History and Culture

Ancient Liangzhu site submitted for World Heritage status

2018-01-29 15:58:00 (Beijing Time)         CGTN


Archaeologists have excavated 11 dikes near the ancient city of Liangzhu in the Yuhang district of Hangzhou. /Xinhua Photo

The Liangzhu relic site in Hangzhou, the capital of China's Zhejiang Province, was officially submitted for UNESCO's World Heritage Site List, according to China Daily.

Liangzhu is one of the Neolithic cultures in China, and the greatest feature of this cultural site is jade wares.

Representing the Chinese civilization between 3,300 BC and 2,300 BC, the Liangzhu relic site is roughly contemporaneous with the Old Kingdom period in ancient Egypt.

Some scholars believed the reason why Liangzhu culture suddenly disappeared after thriving thousands of years is the excessive reliance on a single crop.

But further research indicated human factors are more likely the reason behind the decline of Liangzhu civilization.

The ruins of Liangzhu city were discovered in 2007, and later in 2009, the large dam sites surrounding the city were unearthed. According to the China Daily report, archaeologists also found that the Liangzhu ancestors started to use characters about 5,000 years ago, which pushed forward China's history of writing more than 1,000 years.
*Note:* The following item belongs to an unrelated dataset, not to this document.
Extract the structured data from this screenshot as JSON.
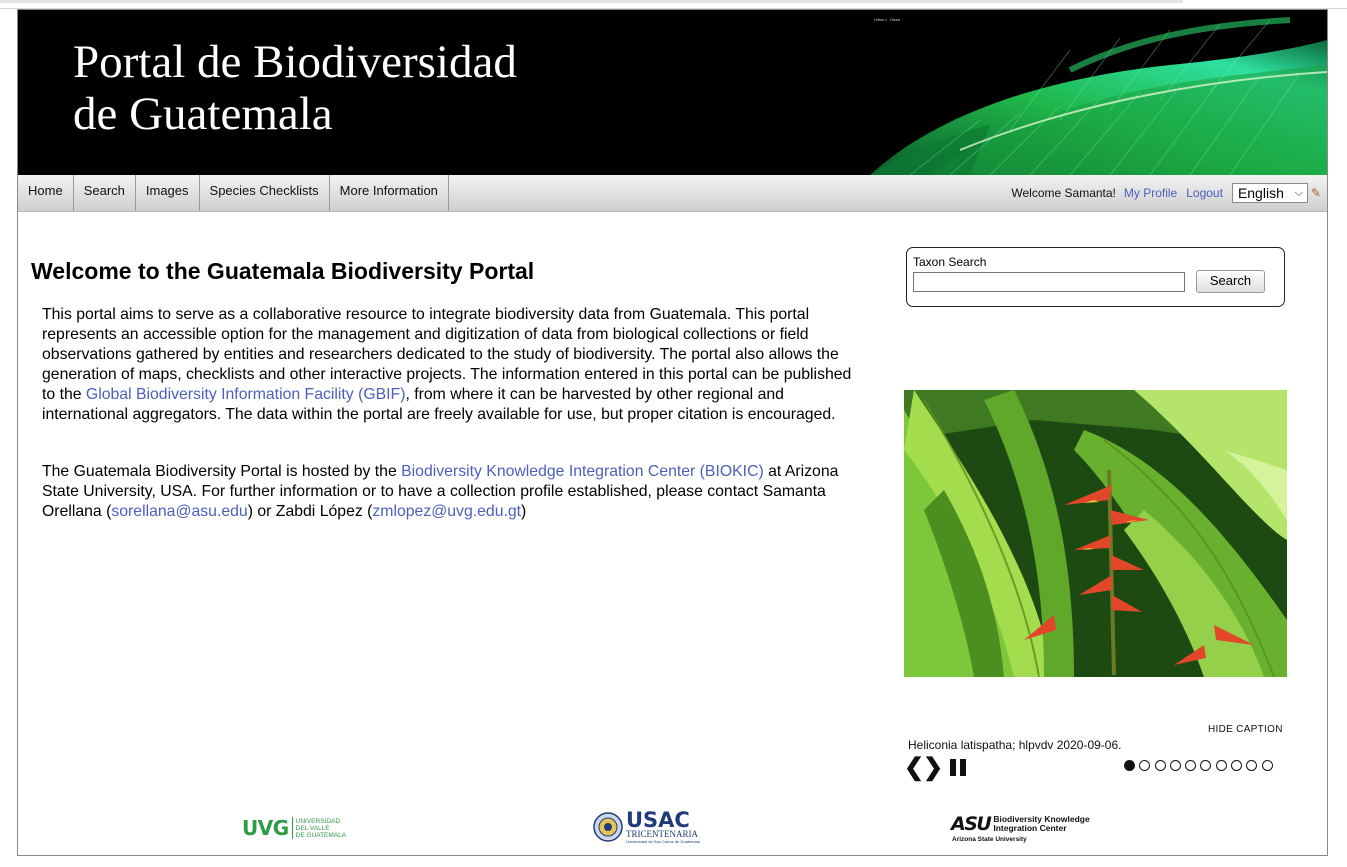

There are more than 500 sites excavated, and the founding of Liangzhu culture played an important role in shaping ancient Chinese civilization.